— EXERCISE MATERIAL —
Segment Open
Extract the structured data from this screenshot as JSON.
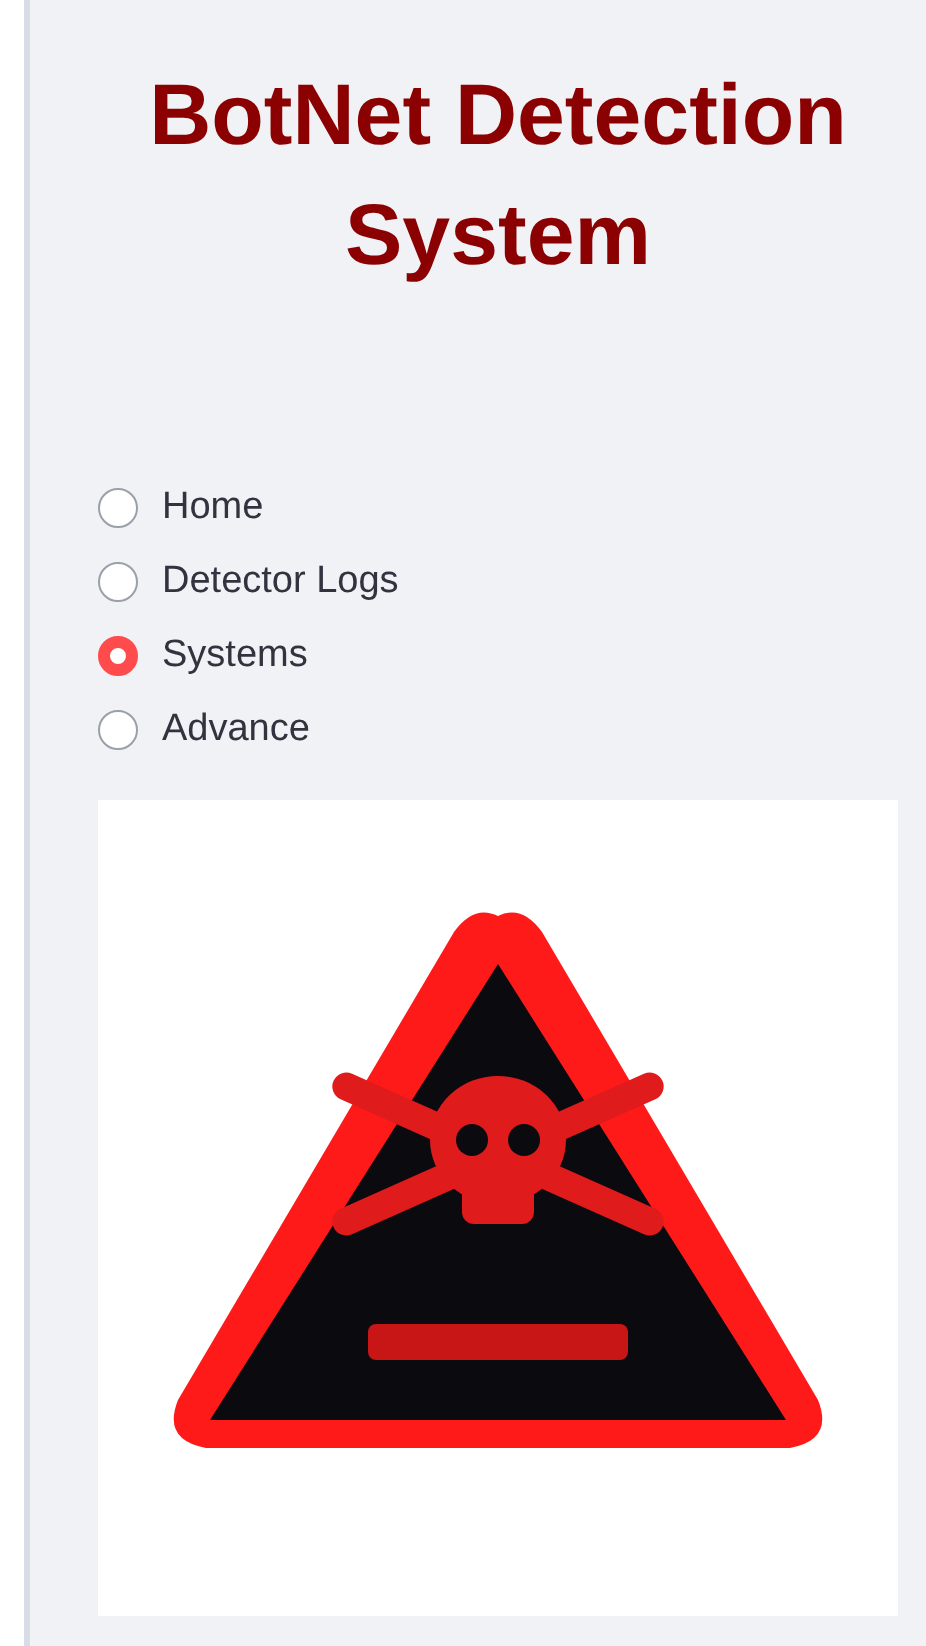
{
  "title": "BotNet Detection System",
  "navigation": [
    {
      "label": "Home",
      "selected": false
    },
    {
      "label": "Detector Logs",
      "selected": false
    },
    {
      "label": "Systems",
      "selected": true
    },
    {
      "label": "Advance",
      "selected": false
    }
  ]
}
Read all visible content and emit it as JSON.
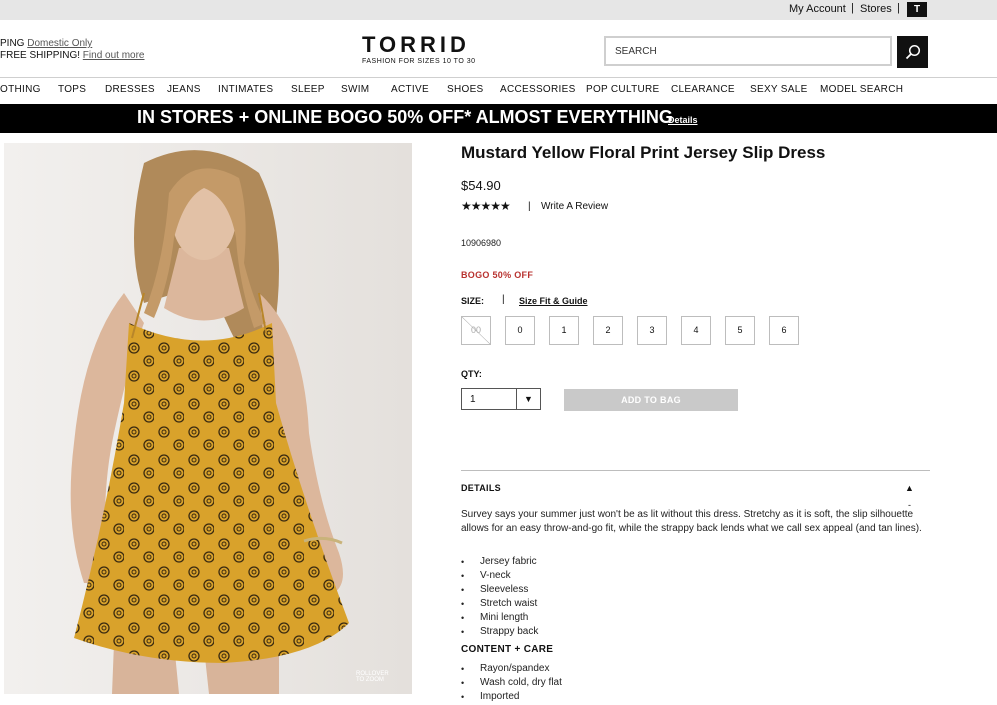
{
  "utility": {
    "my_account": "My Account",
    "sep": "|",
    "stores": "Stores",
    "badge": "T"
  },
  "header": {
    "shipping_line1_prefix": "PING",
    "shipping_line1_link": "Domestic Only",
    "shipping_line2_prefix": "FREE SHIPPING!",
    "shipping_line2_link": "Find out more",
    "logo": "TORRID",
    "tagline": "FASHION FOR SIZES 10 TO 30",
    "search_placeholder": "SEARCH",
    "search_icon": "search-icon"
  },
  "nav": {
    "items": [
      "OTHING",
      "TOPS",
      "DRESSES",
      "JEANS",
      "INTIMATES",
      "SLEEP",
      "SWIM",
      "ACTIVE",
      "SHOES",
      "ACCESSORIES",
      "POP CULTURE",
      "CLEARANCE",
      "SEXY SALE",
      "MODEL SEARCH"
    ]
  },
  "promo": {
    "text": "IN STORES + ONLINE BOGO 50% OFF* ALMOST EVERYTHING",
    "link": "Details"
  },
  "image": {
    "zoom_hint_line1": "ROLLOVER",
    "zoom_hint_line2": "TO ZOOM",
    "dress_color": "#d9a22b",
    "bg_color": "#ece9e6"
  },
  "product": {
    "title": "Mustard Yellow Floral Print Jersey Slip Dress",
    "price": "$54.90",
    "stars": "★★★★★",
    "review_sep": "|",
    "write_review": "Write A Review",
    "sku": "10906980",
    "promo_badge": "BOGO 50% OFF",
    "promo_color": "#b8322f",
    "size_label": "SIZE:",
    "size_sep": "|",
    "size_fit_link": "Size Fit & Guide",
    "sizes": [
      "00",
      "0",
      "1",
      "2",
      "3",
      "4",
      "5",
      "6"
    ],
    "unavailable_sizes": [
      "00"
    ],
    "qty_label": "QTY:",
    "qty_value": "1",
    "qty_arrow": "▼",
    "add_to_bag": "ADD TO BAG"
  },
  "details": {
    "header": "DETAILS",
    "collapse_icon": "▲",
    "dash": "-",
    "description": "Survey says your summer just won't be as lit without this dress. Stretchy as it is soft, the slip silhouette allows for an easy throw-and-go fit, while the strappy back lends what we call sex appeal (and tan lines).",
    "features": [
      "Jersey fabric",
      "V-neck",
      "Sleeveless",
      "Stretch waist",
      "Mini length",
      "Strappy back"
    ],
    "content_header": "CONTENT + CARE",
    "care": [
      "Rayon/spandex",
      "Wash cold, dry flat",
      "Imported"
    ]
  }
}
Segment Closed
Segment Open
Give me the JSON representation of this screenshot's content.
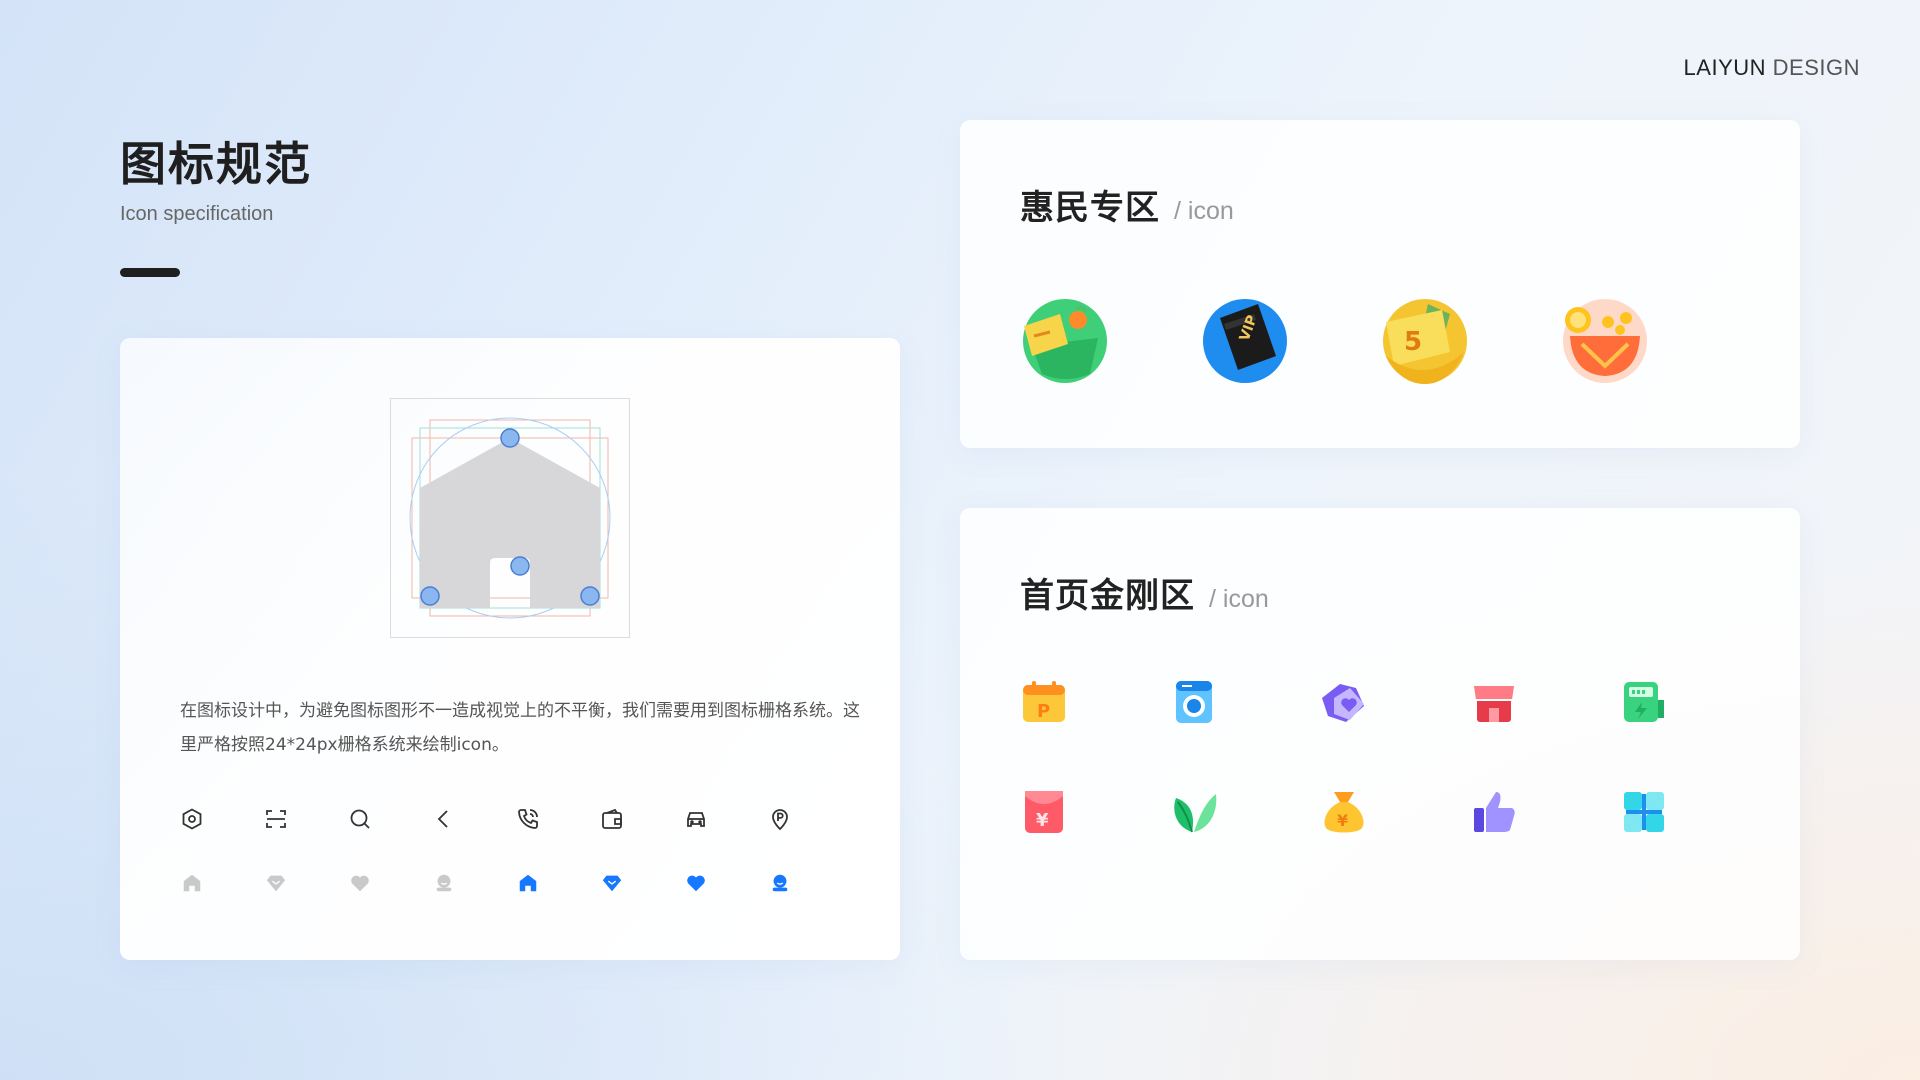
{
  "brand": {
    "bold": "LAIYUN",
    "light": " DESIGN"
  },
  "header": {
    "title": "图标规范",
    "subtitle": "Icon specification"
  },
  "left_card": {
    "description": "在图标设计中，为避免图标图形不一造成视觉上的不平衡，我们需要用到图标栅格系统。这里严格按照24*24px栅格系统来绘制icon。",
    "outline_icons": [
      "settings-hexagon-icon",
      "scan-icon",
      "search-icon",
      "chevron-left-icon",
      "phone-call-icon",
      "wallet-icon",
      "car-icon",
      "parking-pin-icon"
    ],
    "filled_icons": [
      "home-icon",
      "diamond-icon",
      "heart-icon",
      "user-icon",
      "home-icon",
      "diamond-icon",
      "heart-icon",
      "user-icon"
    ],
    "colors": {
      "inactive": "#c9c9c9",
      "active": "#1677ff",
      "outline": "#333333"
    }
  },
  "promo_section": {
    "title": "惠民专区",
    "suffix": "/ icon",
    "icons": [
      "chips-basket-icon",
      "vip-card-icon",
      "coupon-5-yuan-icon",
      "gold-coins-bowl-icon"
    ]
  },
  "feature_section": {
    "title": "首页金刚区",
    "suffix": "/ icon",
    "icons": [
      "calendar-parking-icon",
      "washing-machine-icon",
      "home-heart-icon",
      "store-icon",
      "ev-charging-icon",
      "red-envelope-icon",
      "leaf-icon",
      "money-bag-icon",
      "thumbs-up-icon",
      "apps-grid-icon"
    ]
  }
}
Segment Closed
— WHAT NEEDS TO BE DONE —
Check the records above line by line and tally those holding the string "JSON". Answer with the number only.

— WRITTEN ANSWER —
3